The issues of sorting out the outboard (and fridge, and all the other little standard boaty things that we’ve not even bothered to mention) and the fact it slowed our movements down a little has of course most likely been a blessing in disguise. Not only do we now have a tender we can use reliably in all kinds of current and swell filled passes to scope potential surf and dive spots, but by missing the recent weather window to make it to the Tuamotos (total paradise according to everyone we speak to) by the time we’d planned, we’ve ended up finding ourselves in (another) paradise.
We’ve been at anchor for nearly a week now in toothpaste coloured water on an incredibly beautiful lagoon on the lesser visited west side of Moorea. Its been so unvisited since we’ve been here we’ve had it all to ourselves. There’s a sandy bottom with rays swimming all around us, and coral bombies and their super colourful fishies a short snorkel away. Then there’s the super fun left that breaks in the pass, and the dramatic volcanic mountain peaks that are dripping with vibrant green lushness.
For the first few days there wasn’t a drop of wind and the swell was medium sized and fun. We feasted on surf and SUPing until our shoulders could do no more. As if it knew we needed a rest, the swell then jacked up making surfing impossible and the option of sailing out through the unmarked pass a little more exciting than we were comfortable with.

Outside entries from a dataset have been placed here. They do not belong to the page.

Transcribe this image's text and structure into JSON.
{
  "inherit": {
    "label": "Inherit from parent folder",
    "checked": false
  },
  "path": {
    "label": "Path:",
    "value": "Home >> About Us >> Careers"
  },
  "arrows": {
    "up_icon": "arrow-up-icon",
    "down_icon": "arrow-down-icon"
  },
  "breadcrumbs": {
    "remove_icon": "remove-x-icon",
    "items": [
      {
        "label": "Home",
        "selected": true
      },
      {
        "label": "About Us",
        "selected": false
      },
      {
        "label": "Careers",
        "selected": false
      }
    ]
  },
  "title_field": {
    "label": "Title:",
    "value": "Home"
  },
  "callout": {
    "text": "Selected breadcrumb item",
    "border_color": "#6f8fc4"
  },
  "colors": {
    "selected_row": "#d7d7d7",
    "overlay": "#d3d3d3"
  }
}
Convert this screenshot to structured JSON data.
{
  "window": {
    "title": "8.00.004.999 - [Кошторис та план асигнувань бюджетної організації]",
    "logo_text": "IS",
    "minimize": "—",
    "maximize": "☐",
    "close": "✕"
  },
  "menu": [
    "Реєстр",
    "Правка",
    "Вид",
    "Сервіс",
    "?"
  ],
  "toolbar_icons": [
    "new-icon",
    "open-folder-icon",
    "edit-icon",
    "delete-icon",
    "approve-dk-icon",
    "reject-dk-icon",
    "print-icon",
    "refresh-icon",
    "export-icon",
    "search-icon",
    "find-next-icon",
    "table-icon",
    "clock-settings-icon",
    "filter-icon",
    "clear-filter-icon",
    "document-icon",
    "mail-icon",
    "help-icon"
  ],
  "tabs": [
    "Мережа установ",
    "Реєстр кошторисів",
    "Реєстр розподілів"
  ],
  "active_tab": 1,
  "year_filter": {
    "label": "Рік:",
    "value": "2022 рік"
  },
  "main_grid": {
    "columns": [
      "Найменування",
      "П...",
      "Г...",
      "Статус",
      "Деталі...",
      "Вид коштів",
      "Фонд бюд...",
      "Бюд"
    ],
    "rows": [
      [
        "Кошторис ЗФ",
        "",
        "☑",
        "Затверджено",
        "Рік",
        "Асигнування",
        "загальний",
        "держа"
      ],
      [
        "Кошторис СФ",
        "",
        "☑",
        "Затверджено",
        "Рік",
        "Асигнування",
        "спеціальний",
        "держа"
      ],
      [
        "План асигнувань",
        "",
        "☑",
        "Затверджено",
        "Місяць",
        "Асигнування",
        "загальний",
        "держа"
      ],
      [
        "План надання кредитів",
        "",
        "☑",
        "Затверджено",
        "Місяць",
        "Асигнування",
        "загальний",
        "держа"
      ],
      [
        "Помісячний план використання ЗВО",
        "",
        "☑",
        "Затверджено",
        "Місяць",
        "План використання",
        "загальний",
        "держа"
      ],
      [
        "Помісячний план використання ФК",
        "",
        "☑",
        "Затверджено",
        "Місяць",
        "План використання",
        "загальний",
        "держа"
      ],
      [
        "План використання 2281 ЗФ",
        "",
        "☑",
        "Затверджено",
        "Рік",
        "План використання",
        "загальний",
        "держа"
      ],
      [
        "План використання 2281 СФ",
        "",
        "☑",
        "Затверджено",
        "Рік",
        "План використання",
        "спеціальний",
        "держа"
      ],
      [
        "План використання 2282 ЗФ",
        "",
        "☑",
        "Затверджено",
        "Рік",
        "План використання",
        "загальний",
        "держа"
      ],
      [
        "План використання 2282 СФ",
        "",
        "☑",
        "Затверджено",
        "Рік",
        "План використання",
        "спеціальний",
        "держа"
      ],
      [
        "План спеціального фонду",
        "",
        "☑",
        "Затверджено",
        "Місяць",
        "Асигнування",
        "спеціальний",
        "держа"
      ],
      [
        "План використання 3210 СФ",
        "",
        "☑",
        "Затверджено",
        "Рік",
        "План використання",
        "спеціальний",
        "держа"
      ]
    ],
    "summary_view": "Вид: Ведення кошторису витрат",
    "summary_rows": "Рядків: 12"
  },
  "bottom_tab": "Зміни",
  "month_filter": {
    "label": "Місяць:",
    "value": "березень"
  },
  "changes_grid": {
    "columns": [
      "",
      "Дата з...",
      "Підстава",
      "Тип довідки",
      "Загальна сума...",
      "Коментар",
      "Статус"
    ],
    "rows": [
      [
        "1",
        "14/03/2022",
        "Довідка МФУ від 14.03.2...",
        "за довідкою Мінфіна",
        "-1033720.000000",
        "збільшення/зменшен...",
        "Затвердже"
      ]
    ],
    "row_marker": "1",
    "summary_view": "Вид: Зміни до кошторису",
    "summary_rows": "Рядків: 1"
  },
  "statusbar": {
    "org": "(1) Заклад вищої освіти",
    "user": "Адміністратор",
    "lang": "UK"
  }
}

So up to the peaks we hiked for a land based adventure (in similar preparatory style to our last Moorea hike – see No Problem!). Despite thong blow outs and never quite knowing if we were on the right path, we made it up to Three Palm Trees Pass (there’s not three anymore thanks to a cyclone many years back) to find spectacular panoramic views of the ancient crater shaped island and its peaks. Our supplies of 1L of water and three muesli bars were clearly a little light on for the 6+ hour hike in tropical heat (although in keeping with our choice of footwear), but… we’re getting good at life in the tropics now, and we supplemented our thirst along the way by drinking fresh coconuts and gorging on delicious wild passion fruits - not even a little bit dehydrated.
Having swapped sore shoulders for sore legs, and with the swell dropping to a more surfable size, we lapped up another few idyllic aquatic filled days of surfing, SUPping, snorkeling, and snoozing.
But nothing lasts forever, and with the wind forecast to change ahead of a brewing maraamu (Tahitian for the strong south easterly trade winds that blow between 25-35knots for around a week or so) we decided it was time to move on… to find our next paradise, which I don’t think should be too hard in this part of the world.